Google Plus received a lot of hype after it launched, and the idea that it was a “Facebook killer” was mentioned left and right.
Now, months after the service launched, what do we hear? A thud. And a pretty loud one at that.
This isn’t caused by it not being a good product; more so, I believe it’s partially due to how the product was launched.
The tech crowd, as well as a bunch of marketers, jumped on the beta launch and touted features, but that’s primarily because it was a “shiny new tool that we could do new things with.”
But that’s where I think Google hit a wall.
The social network received a lot of great praise, but amidst all of the chatter there was one major thing missing – hundreds of millions of consumers.
I just visited my Plus stream and the first 25 updates were made by 7 people. It’s kind of like going to the prom and everyone stands around staring at the dance floor – boring right? Google Plus currently lacks the “normal folks” that talk about dogs, their kids, what they are watching on TV and all the other random stuff that comes to mind.
Google Plus still very well may turn things around, but there are two fundamental things that could have been done to possibly positively impact the end result:
- Allow people to join without an invite at an earlier date. Doing so would have allowed the masses to get caught up in the hype.
- Have business pages ready to go from Day 1. When Plus launched, businesses were chomping at the bit to get on board, but Google held up a stop sign and said not to join. This step, in my opinion, is a huge detriment to getting mass consumers onboard and getting added exposure. This item is a chain reaction of sorts. If businesses were onboard, they would have actively promoted Plus (think Facebook / Twitter mentions on TV), which would have help draw consumers to the network.
I’m sure we could dissect this even more, which is always easier to do in hindsight, but it’s a good example of why it’s important to look at a product launch from multiple standpoints. Google is full of engineers and I’m sure they were excited to hear lots of online chatter… but from a public relations standpoint, it very well may have been chatter from the wrong audience.
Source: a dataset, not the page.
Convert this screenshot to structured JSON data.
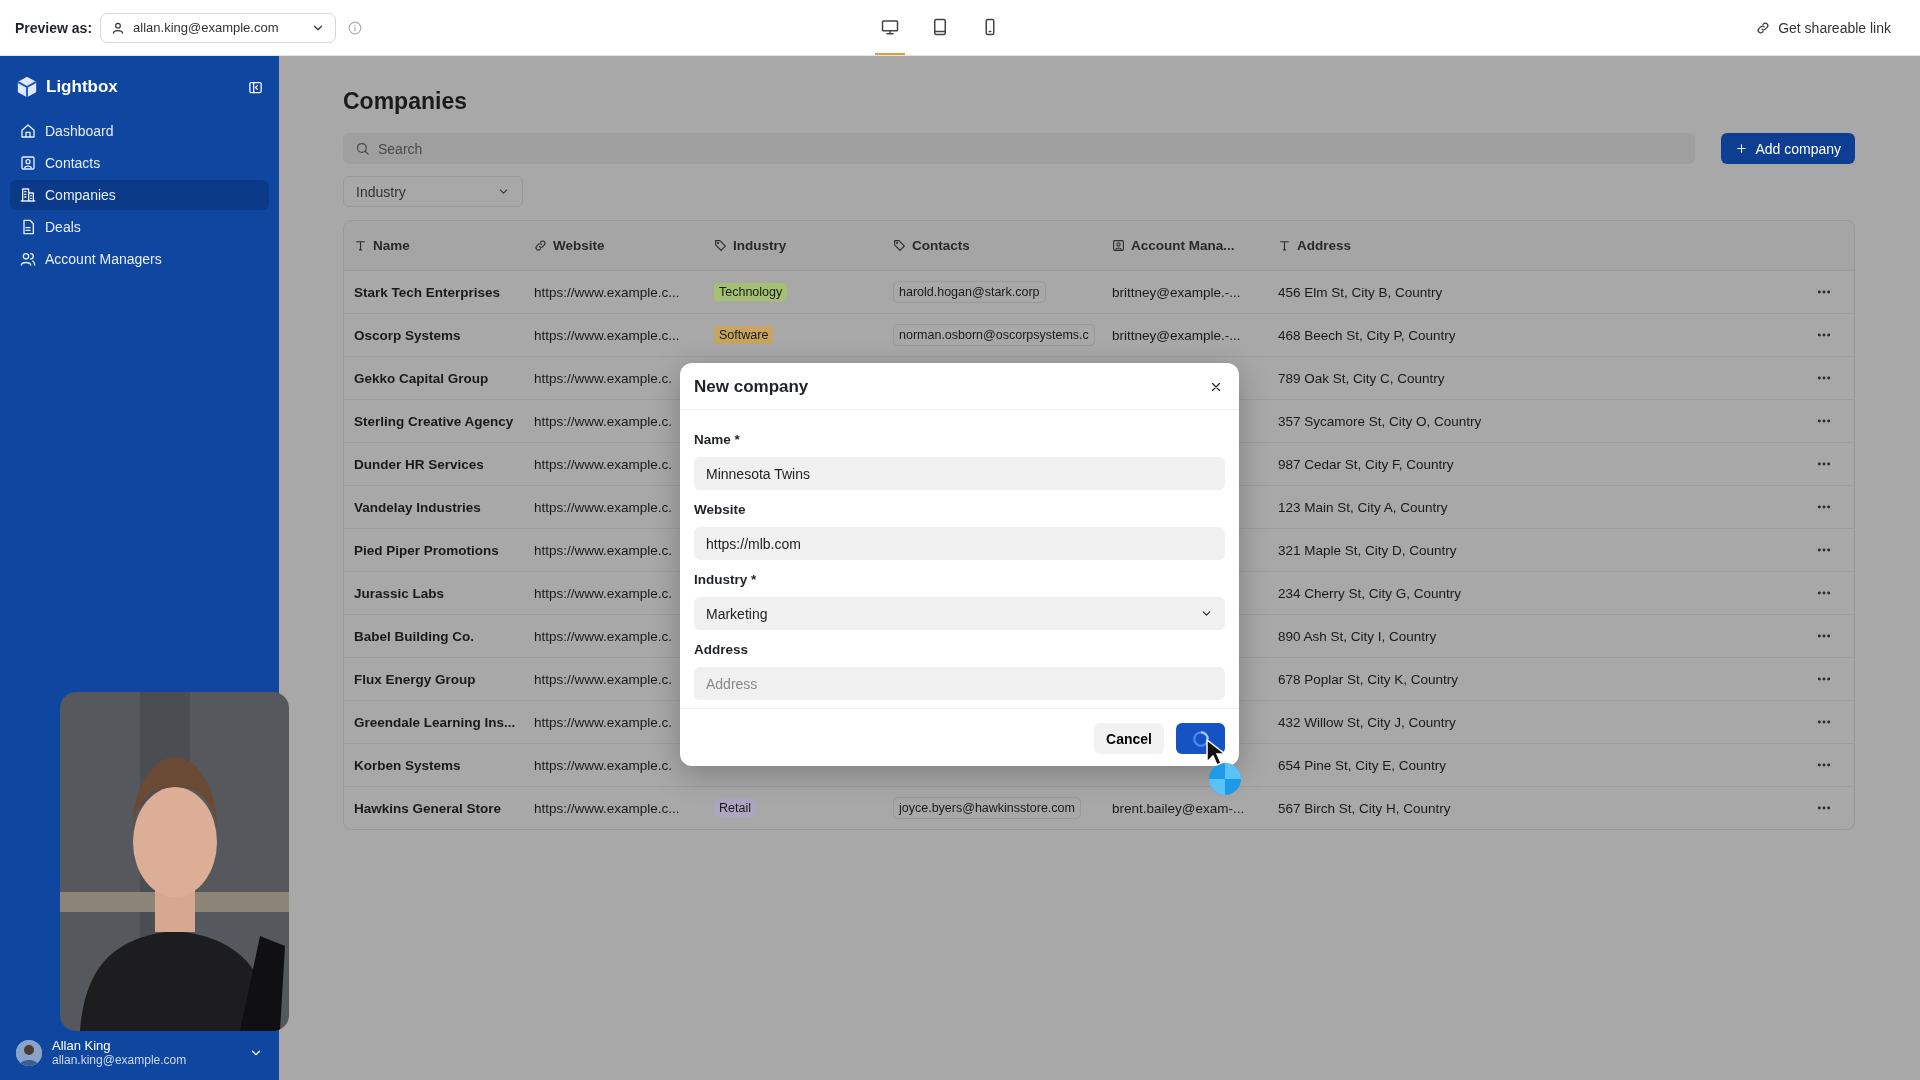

It will be interesting to see how the product continues to develop, if at all, and how the implementation of +1’s in search ads impact consumer’s behavior – which may prove to be the savior of Google Plus.